Oh, look, a Safeway.
By the time I got groceries and other supplies, I'd forgotten about gas—until I was about thirty miles east of Burns and I happened to notice I had only a quarter tank. But my gauge needle moves faster the less fuel I have. When it says I have a quarter tank I could have anywhere between eight gallons and maybe less than four. Who knows? But Juntura, where I was going to camp, was about 20 miles ahead. I could get gas there.
No, I couldn't. Ummmmm, okay. What now?
I checked Gas Buddy. It said the closest gas was 55 miles away. I doubted I could make it that far, especially if there were any uphill grades along the way. I checked Google Maps. They were no better, either.
I went to the campground. An afternoon and night of worrying about it might produce an answer. After all, the folks around here get their gas somewhere.

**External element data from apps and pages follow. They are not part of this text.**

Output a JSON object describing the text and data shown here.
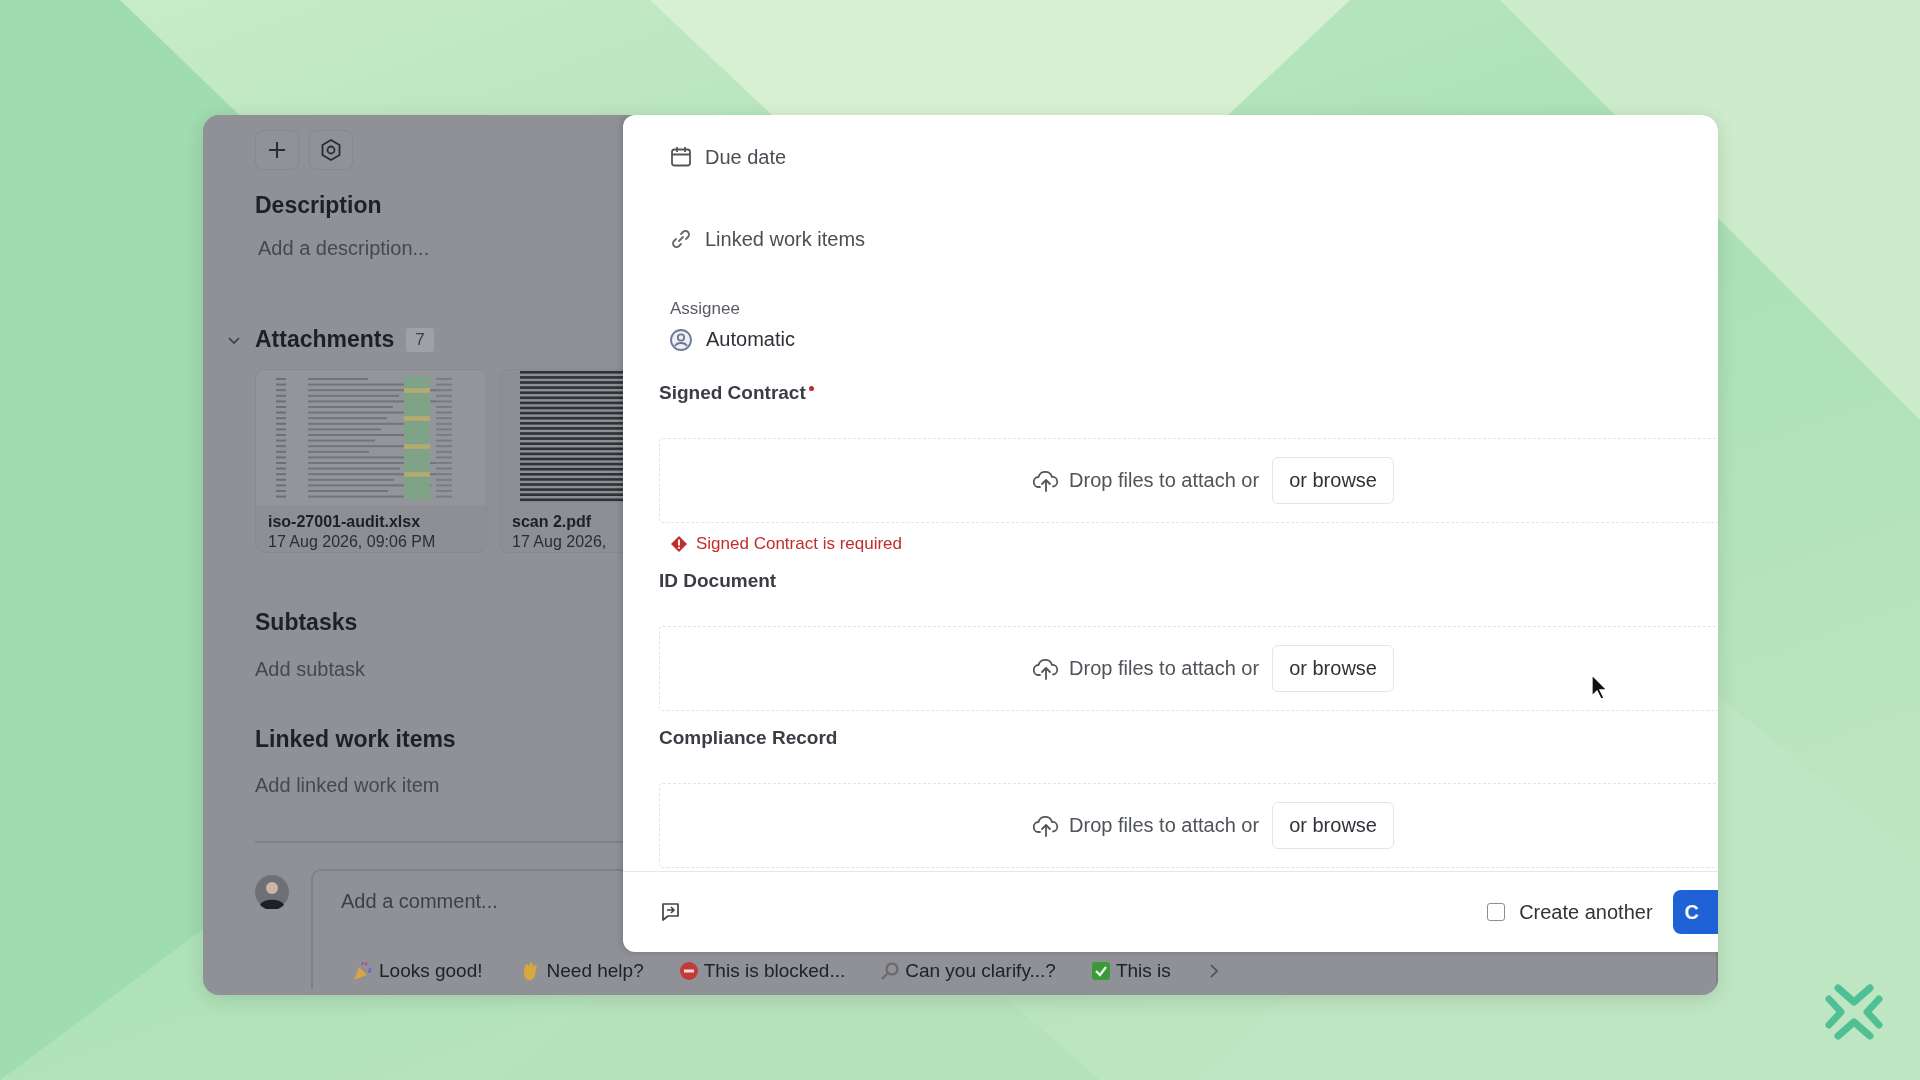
{
  "page": {
    "description": {
      "heading": "Description",
      "placeholder": "Add a description..."
    },
    "attachments": {
      "heading": "Attachments",
      "count": "7",
      "expanded": true,
      "files": [
        {
          "kind": "spreadsheet",
          "name": "iso-27001-audit.xlsx",
          "date": "17 Aug 2026, 09:06 PM"
        },
        {
          "kind": "scan",
          "name": "scan 2.pdf",
          "date": "17 Aug 2026,"
        }
      ]
    },
    "subtasks": {
      "heading": "Subtasks",
      "action": "Add subtask"
    },
    "linked_work_items": {
      "heading": "Linked work items",
      "action": "Add linked work item"
    },
    "comment": {
      "placeholder": "Add a comment...",
      "reactions": [
        {
          "kind": "party",
          "label": "Looks good!"
        },
        {
          "kind": "hand",
          "label": "Need help?"
        },
        {
          "kind": "stop",
          "label": "This is blocked..."
        },
        {
          "kind": "search",
          "label": "Can you clarify...?"
        },
        {
          "kind": "check",
          "label": "This is"
        }
      ]
    }
  },
  "modal": {
    "fields": [
      {
        "kind": "date",
        "label": "Due date"
      },
      {
        "kind": "link",
        "label": "Linked work items"
      }
    ],
    "assignee": {
      "label": "Assignee",
      "value": "Automatic"
    },
    "uploads": [
      {
        "label": "Signed Contract",
        "required": true,
        "prompt": "Drop files to attach or",
        "button": "or browse",
        "error": "Signed Contract is required"
      },
      {
        "label": "ID Document",
        "required": false,
        "prompt": "Drop files to attach or",
        "button": "or browse"
      },
      {
        "label": "Compliance Record",
        "required": false,
        "prompt": "Drop files to attach or",
        "button": "or browse"
      }
    ],
    "footer": {
      "create_another": {
        "label": "Create another",
        "checked": false
      },
      "submit": "C"
    }
  }
}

Maybe I'd need to beg gas from strangers. What an awful thought for an introvert.
There's a cafe in Juntura, so I drove/coasted there from the campground this morning. I asked the hostess, "Where do folks around here get gas?"
"They try to arrive with a full tank."
"Whether you came from the east or west, you passed a station about 30 miles back." Oh great, a lecture. And I didn't remember seeing a station after leaving Burns.
"Well, I'm headed east."
"In that case, there's gas in Harper, right by the highway." I figured I had more than the two gallons necessary to get there. At least I should.
As I drove, I watched the gas gauge as much as the road. The road east was mostly downhill or flat, so that was encouraging.
The needle hadn't moved much by the time I reached Harper. But where was the promised gas station? I was expecting, you know, a big petroleum company sign and the usual trappings.
No. I almost drove past it. A single pump in front of what looked like a house. I slammed on the breaks and had to make a three-point U-turn in order to get the pump on the correct side of the Rolling Steel Tent.
So, all gassed up and anxiety-free, I headed off for a quick jump into Idaho, where I'd catch I-84 north, back into Oregon. The plan now is to turn east at Baker in order to get to Hells Canyon, which is inconveniently located on the way to nowhere. I'll be sure to gas up again first.